**Work required**
Go through the records below and report each line with "face" in it.
[[ Materials provided open ]]
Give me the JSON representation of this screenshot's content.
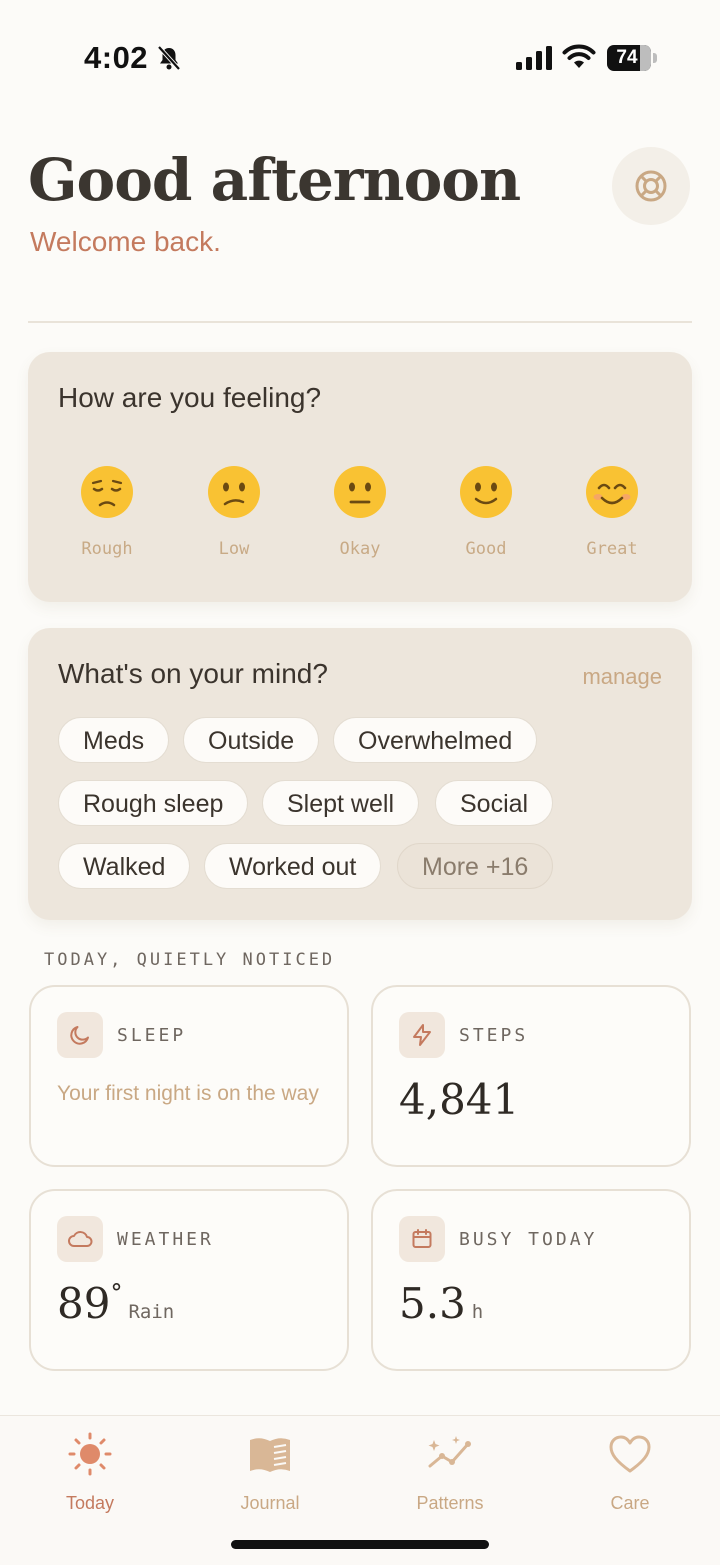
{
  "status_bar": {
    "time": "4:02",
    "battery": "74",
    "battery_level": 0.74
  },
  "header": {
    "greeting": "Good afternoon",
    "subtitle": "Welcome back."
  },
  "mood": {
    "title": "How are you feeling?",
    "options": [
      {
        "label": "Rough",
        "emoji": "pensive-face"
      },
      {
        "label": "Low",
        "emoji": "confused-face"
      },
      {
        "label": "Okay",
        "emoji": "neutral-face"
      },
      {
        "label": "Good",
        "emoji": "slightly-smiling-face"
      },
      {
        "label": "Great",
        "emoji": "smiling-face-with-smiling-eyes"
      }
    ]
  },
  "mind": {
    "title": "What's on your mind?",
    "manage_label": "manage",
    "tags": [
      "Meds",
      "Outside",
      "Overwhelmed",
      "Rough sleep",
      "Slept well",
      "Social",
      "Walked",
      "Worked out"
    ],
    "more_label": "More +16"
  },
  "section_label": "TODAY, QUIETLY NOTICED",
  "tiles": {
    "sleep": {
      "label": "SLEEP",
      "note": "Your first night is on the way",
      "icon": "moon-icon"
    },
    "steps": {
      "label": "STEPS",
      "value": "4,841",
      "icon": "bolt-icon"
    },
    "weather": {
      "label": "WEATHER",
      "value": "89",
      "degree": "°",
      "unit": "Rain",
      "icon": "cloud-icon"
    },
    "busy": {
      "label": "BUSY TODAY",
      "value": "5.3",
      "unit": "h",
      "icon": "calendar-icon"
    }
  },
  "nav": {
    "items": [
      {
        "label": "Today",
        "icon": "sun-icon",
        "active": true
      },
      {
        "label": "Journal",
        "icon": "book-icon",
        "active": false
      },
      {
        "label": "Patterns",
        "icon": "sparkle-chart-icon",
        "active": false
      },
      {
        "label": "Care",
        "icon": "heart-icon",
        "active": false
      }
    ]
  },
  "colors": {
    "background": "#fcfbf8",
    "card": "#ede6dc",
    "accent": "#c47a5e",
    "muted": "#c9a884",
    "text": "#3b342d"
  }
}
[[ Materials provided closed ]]
**Exercise output**
        "emoji": "pensive-face"
        "emoji": "confused-face"
        "emoji": "neutral-face"
        "emoji": "slightly-smiling-face"
        "emoji": "smiling-face-with-smiling-eyes"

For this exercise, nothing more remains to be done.